Using an unconventional real estate operation, a local company is trying to bring over 100 affordable homes to the East End.
The investment arm of John B. Levy & Co. recently purchased 130 units of Villas at Oakwood apartments for $10.7 million and plans to convert these units into condominiums for sale, priced at approximately $150,000 each. is a dollar.
According to Bram Levy of John B. Levy & Co., the 56-year-old complex at 3526 E. Richmond Road was originally built as apartments before being “demolished” and converted into condominiums around 2007. They say it has changed.
About 30 units were sold as condominiums before the property market crash in 2008, and the rest remained as apartments after the Great Recession.
Levy said the company embarked on the project after realizing that there were often fewer than 10 homes available for sale in the Richmond market for less than $150,000.
“It’s funny that a family can buy a house for that price,” Levy said, adding that it also offers opportunities for homeownership in the predominantly black Oakwood neighborhood east of Church Hill. I was.
“There is a 25% racial gap in home ownership between white and black families, the largest in the last 100 years, and the location of these apartments and current demographics are communities of color,” says Levy. said Mr. “East He sees an opportunity for us to bring 130 homeownership opportunities to Richmond.”
Apartments, which are currently 98% rented, can be rented for about $1,050 to $1,100 per month. If the unit had been a condominium sold at a target price tag of $150,000, Levy said the total monthly payments for residents would only go up by about $100.

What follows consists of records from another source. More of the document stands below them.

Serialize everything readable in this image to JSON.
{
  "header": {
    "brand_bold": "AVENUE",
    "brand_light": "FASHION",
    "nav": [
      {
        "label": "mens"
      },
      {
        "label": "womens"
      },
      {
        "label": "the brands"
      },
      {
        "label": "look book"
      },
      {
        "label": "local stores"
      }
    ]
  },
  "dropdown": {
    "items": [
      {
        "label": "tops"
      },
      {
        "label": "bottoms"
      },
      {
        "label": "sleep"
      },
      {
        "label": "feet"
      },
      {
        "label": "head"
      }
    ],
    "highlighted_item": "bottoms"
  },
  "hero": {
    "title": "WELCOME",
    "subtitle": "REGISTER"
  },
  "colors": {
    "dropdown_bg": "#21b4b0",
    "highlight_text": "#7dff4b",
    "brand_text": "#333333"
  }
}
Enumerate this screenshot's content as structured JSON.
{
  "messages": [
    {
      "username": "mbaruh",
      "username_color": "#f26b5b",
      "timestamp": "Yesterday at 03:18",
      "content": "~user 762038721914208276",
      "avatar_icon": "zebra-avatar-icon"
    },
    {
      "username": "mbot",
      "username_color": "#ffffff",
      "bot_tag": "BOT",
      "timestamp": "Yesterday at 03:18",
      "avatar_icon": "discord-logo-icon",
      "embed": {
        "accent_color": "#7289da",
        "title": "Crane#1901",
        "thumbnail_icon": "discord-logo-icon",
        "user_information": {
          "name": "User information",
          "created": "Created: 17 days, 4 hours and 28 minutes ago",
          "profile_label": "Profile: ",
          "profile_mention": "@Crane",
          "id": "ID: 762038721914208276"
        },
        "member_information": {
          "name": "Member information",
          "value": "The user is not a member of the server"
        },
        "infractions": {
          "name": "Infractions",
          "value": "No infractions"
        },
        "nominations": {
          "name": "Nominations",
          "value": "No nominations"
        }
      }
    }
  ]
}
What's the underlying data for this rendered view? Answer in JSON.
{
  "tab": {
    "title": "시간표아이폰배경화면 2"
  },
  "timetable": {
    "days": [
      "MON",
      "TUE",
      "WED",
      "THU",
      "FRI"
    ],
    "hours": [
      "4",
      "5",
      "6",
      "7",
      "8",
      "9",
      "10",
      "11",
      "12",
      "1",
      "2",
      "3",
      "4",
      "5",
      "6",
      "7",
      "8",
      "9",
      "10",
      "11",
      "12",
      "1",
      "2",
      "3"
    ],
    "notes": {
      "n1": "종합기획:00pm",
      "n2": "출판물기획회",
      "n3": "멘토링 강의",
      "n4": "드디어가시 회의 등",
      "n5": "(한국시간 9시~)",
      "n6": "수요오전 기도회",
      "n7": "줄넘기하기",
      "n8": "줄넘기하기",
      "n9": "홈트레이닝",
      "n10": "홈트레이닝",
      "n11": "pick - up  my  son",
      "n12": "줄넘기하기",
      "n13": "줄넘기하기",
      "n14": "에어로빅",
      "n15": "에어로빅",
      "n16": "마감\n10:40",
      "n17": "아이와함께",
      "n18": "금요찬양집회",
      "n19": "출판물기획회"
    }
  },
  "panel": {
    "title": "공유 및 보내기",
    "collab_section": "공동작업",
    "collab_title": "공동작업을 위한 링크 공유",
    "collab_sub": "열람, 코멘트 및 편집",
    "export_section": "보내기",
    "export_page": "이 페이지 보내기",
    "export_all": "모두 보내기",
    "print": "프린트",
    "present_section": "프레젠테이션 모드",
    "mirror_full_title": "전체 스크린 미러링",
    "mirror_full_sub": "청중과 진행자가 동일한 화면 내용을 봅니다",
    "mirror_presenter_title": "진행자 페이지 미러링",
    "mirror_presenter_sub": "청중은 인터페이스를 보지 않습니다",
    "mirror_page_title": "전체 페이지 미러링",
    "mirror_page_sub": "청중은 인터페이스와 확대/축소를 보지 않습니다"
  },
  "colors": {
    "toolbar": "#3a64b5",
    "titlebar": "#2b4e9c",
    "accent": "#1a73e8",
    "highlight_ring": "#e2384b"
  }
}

But before they can begin the process of converting, renovating and relisting the apartments as condominiums, the company said it would first need to find four more lenders to sign on to the project.
Andy Little, principal of John B. Levy & Co., recommends treating loans as “portfolio loans” and keeping prospective condo buyers on their own books rather than selling them and selling them. said it needs a lender to agree to Secondary market securitization through Fannie Mae, Freddie Mac and others.
“This is an opportunity for (lenders) to put some loans on the books and take risks to create long-term wealth in these communities,” Little said.
Levy adds: But we still need four portfolio lenders. If you don’t, you can’t pull it off. That’s the missing link. ”
So far, 40 of the 130 units have been pledged by two lenders. Levy said he will be ready to start selling condos once his remaining 90 units are under contract. His original 30-unit condominium, sold in 2007, was not part of the project and remains privately owned.
The current tenant covered by the loan has the first right to decline the purchase of the unit.
“We want to convert renters into homeowners. That would be the best outcome here,” Little said.
Little and Levy said the unit will undergo a major renovation when it becomes available. Plans include replacing carpet with wooden floors, redoing bathrooms, fixing the roof, and replacing appliances.
“When we’re done, they’re going to feel a lot cleaner and more modern,” Levy said.
The company, which typically acts as an investment bank to help developers finance their projects, is seeking the advice of local housing nonprofits to help make this project a success, one person said. Levy hopes to be able to rebuild elsewhere in the future.
“The affordable housing crisis is often led by nonprofits. They all say, ‘We can’t do it alone. We need private capital.’ ’ We said, ‘Wait a minute.
Little added: If we can get this model right…if we can get these portfolio lenders on board, I think we can really move the needle on[affordable housing]issues. ”